Process your infertility losses.Understand that having a child through adoption is not a “cure” or fix for infertility. Use the services of a counselor, pastor, or trusted friend who understands what you have been through and will help keep you moving forward.
Be honest if your plans change. If you become pregnant during your adoption journey before the placement of a child into your home, place your adoption plans on hold. Focus on one birth at a time!
Ask for medical records and review them with your child’s medical professional.
Be realistic about your abilities as a parent.
While these are general rights and responsibilities for adoptive parents, adoptive parents also have more responsibilities to their child that are unique to adoption and are key to developing a healthy sense of identity in the child.
These responsibilities include:
Being honest with your child about the adoption piece of their identity.
Speaking respectfully and lovingly of your child’s birth family.
Using positive adoption language.
Remembering your child’s story is their own and share it only with those with a true need to know.
No single list is all inclusive. Remember the Golden Rule as you meet expectant parents and develop a relationship with them as your child is growing. Above all else, you have the responsibility to understand the adopted child carries a piece of their biological family with them forever, and this should be celebrated!
It’s quite common to hear people voicing their prayers, asking for prayers, and sending thoughts and prayers. Whether it’s from the pulpit of a church or a shared post on Facebook, it seems as though prayer is pervading every part of our lives. Those associated with the world of adoption hear prayer requests all the time. Even those who do not think of themselves as religious or even particularly spiritual seem to both seek and offer prayer when an adoption situation is mentioned.
So, if you are praying for an adoption situation, what exactly are you praying for?
(Or to keep the grammarians happy, for what are you praying?) As an adoptive couple, are you praying the woman who just gave birth will sign those papers so that you can take the baby home? Are you praying the baby is healthy? Is the prayer to keep away a family member who wants to take the baby home instead of you? Maybe your prayer is a little more personal. Maybe your prayer is a little more along the lines of “please don’t let me be hurt again. I can’t handle any more disappointments.”
But wait! Is there anything wrong with asking an adoption go smoothly? Is there anything wrong with praying for the birth parents to sign a consent, for a healthy baby, for the storybook ending? Maybe not. Yet maybe there is something truly limiting in this type of prayer.

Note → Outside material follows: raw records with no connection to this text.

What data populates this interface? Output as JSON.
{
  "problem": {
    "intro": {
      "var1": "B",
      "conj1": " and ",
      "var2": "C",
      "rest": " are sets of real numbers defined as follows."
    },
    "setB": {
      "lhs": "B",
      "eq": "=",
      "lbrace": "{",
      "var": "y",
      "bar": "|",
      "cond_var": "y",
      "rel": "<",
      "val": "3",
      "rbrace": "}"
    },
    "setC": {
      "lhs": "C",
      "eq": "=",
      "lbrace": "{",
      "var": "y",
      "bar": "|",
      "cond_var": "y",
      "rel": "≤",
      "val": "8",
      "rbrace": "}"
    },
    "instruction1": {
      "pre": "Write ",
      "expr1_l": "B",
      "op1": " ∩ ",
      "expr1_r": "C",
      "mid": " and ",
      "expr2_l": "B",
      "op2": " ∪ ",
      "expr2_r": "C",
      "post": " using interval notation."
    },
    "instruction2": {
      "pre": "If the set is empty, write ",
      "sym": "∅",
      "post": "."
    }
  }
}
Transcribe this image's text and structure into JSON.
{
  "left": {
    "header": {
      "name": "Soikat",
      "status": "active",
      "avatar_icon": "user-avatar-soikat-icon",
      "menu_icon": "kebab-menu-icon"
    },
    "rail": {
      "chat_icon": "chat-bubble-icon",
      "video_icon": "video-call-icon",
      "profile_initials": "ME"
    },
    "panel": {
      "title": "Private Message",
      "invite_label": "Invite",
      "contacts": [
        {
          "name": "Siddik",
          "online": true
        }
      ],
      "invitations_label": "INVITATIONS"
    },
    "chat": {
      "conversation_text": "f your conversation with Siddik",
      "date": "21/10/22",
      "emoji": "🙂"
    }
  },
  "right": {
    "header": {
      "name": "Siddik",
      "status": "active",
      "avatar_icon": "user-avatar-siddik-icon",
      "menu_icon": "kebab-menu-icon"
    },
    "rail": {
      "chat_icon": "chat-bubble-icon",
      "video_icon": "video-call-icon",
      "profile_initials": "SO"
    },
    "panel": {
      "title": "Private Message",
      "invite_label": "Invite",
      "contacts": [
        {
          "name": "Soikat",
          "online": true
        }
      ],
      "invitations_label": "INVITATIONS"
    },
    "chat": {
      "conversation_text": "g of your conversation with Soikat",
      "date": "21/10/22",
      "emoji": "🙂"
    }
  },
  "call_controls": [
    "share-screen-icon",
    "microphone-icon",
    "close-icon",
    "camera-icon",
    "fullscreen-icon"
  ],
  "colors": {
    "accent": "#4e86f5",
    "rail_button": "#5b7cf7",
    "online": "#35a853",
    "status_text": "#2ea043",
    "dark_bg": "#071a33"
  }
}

What about prayers for the woman who has just given birth?
Even more challenging, what about prayers for the woman whose children just entered foster care? How about praying for the extended biological family of that baby who are losing their chance to be grandparents, aunts, uncles and cousins? Where do the siblings of the baby fit in? Is a prayer for your happiness and ease all that matters?
It has been said that prayer is a conversation. There are always two parts to any conversation—speaking and listening. The speaking comes easily. The listening often takes more work. And in an emotionally charged situation, like adoption, the listening gets crowded out by our own wants, hopes, and dreams.
So here’s a challenge.
When you ask or are asked for prayers regarding an adoption, pray for strength and peace for the birth family, and for joy in the life of the baby. And then be prepared to listen—even if it’s an answer you don’t like. Listen to the voice inside that says you were meant a part of this other family’s story, for just a little bit. Listen to the voice that says you made this woman’s last part of pregnancy a little easier. Listen to the voice that says your example showed her children they have value and worth.
When you do get to bring your baby home, don’t let the prayer conversation end. Let the prayers you speak reflect gratitude. And let the prayers you hear result in actions that show the world that same gratitude.